● What to work on:
Set down the full listing that follows, word for word.

● Records shown:

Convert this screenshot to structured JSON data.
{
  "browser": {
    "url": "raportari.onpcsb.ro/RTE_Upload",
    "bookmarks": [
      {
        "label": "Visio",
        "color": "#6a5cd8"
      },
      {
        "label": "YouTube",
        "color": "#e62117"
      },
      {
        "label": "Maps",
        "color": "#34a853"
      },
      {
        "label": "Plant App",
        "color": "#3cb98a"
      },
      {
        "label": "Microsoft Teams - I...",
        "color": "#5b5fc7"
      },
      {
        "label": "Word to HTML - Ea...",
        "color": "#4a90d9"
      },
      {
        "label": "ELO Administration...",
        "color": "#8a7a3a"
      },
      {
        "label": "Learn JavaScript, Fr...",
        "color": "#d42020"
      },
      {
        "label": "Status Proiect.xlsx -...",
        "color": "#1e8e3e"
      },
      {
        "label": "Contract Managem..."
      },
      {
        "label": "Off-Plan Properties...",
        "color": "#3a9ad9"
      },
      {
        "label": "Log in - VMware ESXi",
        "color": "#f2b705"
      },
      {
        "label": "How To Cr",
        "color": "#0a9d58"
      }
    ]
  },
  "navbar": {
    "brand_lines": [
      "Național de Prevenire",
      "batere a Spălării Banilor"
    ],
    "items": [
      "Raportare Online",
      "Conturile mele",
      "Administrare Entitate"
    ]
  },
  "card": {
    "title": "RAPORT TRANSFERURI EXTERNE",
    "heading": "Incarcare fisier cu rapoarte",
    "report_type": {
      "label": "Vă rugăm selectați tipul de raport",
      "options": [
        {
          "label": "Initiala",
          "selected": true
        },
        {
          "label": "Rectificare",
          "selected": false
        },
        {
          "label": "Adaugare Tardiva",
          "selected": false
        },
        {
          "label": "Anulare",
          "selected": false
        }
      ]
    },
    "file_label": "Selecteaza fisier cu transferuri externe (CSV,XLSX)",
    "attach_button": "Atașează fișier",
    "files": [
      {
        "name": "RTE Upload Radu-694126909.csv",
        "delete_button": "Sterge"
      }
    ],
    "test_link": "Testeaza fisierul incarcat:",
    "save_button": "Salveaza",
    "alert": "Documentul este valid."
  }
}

● Answer:
Convert this screenshot to structured JSON data.
{
  "browser": {
    "url": "raportari.onpcsb.ro/RTE_Upload",
    "bookmarks": [
      {
        "label": "Visio",
        "color": "#6a5cd8"
      },
      {
        "label": "YouTube",
        "color": "#e62117"
      },
      {
        "label": "Maps",
        "color": "#34a853"
      },
      {
        "label": "Plant App",
        "color": "#3cb98a"
      },
      {
        "label": "Microsoft Teams - I...",
        "color": "#5b5fc7"
      },
      {
        "label": "Word to HTML - Ea...",
        "color": "#4a90d9"
      },
      {
        "label": "ELO Administration...",
        "color": "#8a7a3a"
      },
      {
        "label": "Learn JavaScript, Fr...",
        "color": "#d42020"
      },
      {
        "label": "Status Proiect.xlsx -...",
        "color": "#1e8e3e"
      },
      {
        "label": "Contract Managem..."
      },
      {
        "label": "Off-Plan Properties...",
        "color": "#3a9ad9"
      },
      {
        "label": "Log in - VMware ESXi",
        "color": "#f2b705"
      },
      {
        "label": "How To Cr",
        "color": "#0a9d58"
      }
    ]
  },
  "navbar": {
    "brand_lines": [
      "Național de Prevenire",
      "batere a Spălării Banilor"
    ],
    "items": [
      "Raportare Online",
      "Conturile mele",
      "Administrare Entitate"
    ]
  },
  "card": {
    "title": "RAPORT TRANSFERURI EXTERNE",
    "heading": "Incarcare fisier cu rapoarte",
    "report_type": {
      "label": "Vă rugăm selectați tipul de raport",
      "options": [
        {
          "label": "Initiala",
          "selected": true
        },
        {
          "label": "Rectificare",
          "selected": false
        },
        {
          "label": "Adaugare Tardiva",
          "selected": false
        },
        {
          "label": "Anulare",
          "selected": false
        }
      ]
    },
    "file_label": "Selecteaza fisier cu transferuri externe (CSV,XLSX)",
    "attach_button": "Atașează fișier",
    "files": [
      {
        "name": "RTE Upload Radu-694126909.csv",
        "delete_button": "Sterge"
      }
    ],
    "test_link": "Testeaza fisierul incarcat:",
    "save_button": "Salveaza",
    "alert": "Documentul este valid."
  }
}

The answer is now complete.